* Hit to economy will be "mega-millions of dollars"
* 200 miles (320 km) of roads still closed
* Repair crews scramble ahead of key tourist season
By Scott Malone
LUDLOW, Vt., Sept 2 With Hurricane Irene's
floodwaters mostly gone, work crews across Vermont are
scrambling to reopen roughly 200 miles (320 km) of roads
damaged by the storm before the fall tourist season that is
important to the state's economy.
The arrival of fall will turn Vermont's trees brilliant
shades of red, yellow and orange for a few short weeks, luring
tourists who fan out across the rural state's two-lane highways
to admire the view and spend money in local hotels, restaurants
If the roads are not ready, many worry, the tourists may
"We are approaching the all-important fall foliage season
and then the winter ski season," said Tom Noordewier, an
associate professor of business at the University of Vermont in
Burlington. "Any falloff in visitors would be significant and
have a potential impact that would be damaging."
Tourism accounts for 23 percent of Vermont's employment and
15 percent of overall economic activity.
Economists and state officials said it was too early to
estimate how heavy the economic toll will be. Jeffrey Carr, the
Vermont forecast manager for the New England Economic
Partnership, a regional planning group, said costs would amount
to "mega-millions of dollars."
"The foliage season is a very narrow window ... which is
extremely important to our tourism season and if people think
they are not going to be able to drive around, they will change
their mind and go other places," said Carr, who also advises
the administration of Governor Peter Shumlin.
Some 25 bridges, including river crossings on three major
state highways, remain closed, according to the Vermont Agency
of Transportation's website. Another 30 miles (48 km) of road
were open only to emergency vehicles.
LESS DAMAGE IN NORTH
The remnants of Hurricane Irene dumped roughly 8 inches (20
cm) of rain on the mountainous state on Sunday, swelling rivers
that tore up roadways and flooded homes and businesses.
The damage is confined to isolated pockets, typically the
lowest points of river valleys.
Heavy vehicles and dump trucks are visible across the
state, and authorities say reopening roads is a top priority.
But the widely scattered road closures confound even those
who know the state well.
"You can still get places, but it takes twice as long,"
said Alan Washburn, who owns a business in Brattleboro that
services commercial fire-sprinkler systems.
By the end of the week, state tourism officials had
launched an online marketing campaign to emphasize that the
state remained open for business. They pointed out that the
northern half of the state, including areas around Vermont's

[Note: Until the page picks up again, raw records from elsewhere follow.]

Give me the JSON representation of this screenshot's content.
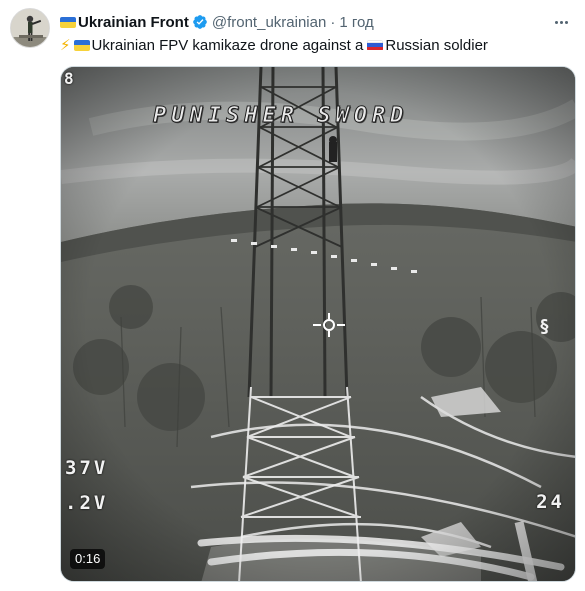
{
  "account": {
    "name": "Ukrainian Front",
    "handle": "@front_ukrainian",
    "separator": "·",
    "time": "1 год",
    "verified": true,
    "avatar_icon": "avatar-image"
  },
  "tweet": {
    "text_part1": "Ukrainian FPV kamikaze drone against a",
    "text_part2": "Russian soldier",
    "icons": [
      "lightning-icon",
      "ukraine-flag-icon",
      "russia-flag-icon"
    ]
  },
  "media": {
    "type": "video",
    "duration": "0:16",
    "osd": {
      "title": "PUNISHER SWORD",
      "voltage": "37V",
      "current": ".2V",
      "count": "24",
      "corner": "8"
    }
  },
  "colors": {
    "verified_blue": "#1d9bf0",
    "secondary_text": "#536471",
    "primary_text": "#0f1419"
  }
}
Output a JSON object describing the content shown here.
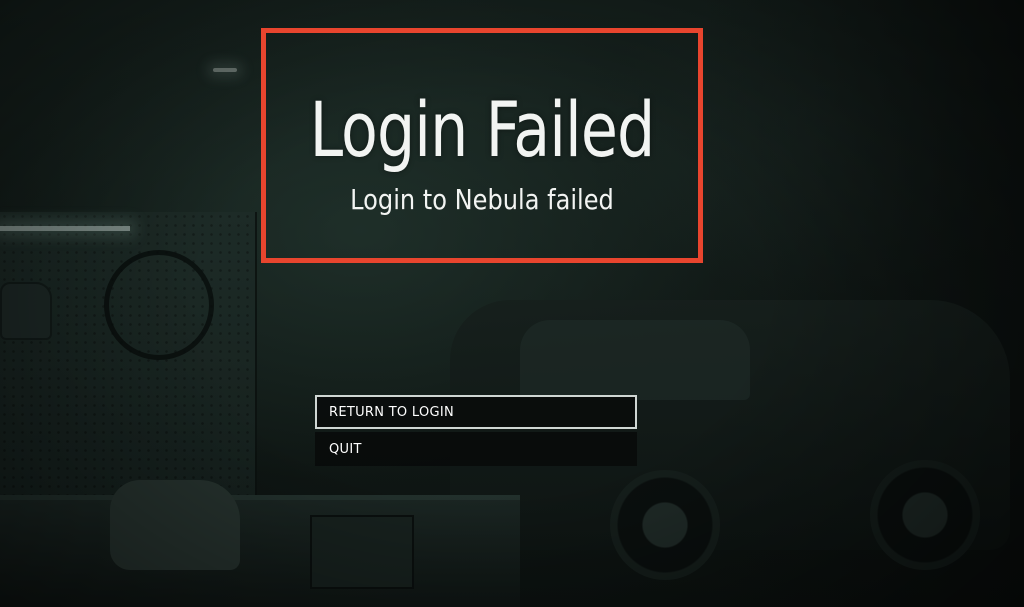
{
  "dialog": {
    "title": "Login Failed",
    "message": "Login to Nebula failed"
  },
  "menu": {
    "items": [
      {
        "label": "RETURN TO LOGIN",
        "selected": true
      },
      {
        "label": "QUIT",
        "selected": false
      }
    ]
  },
  "colors": {
    "highlight_border": "#e8452e",
    "text": "#f2f4f2",
    "button_bg": "#0a0c0c",
    "selected_outline": "#cfd6d3"
  }
}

largest city, Burlington, received less storm damage.
"Many of our foliage communities were untouched," said
Vicky Parra Tebbetts, senior vice president of the Vermont
Chamber of Commerce. "People may need to make some careful
choices but it's certainly a safe place to come."
That hope was small consolation for business owners in
towns served by roads that remain largely closed to traffic.
"This weekend is a loss, because they're asking people not
to come up, even though it's Labor Day weekend," said Betsey
Reagan, owner of Dot's Too Diner in West Dover. "I'm not sure
what the fall will be like. I don't know."
(Editing by Eric Beech)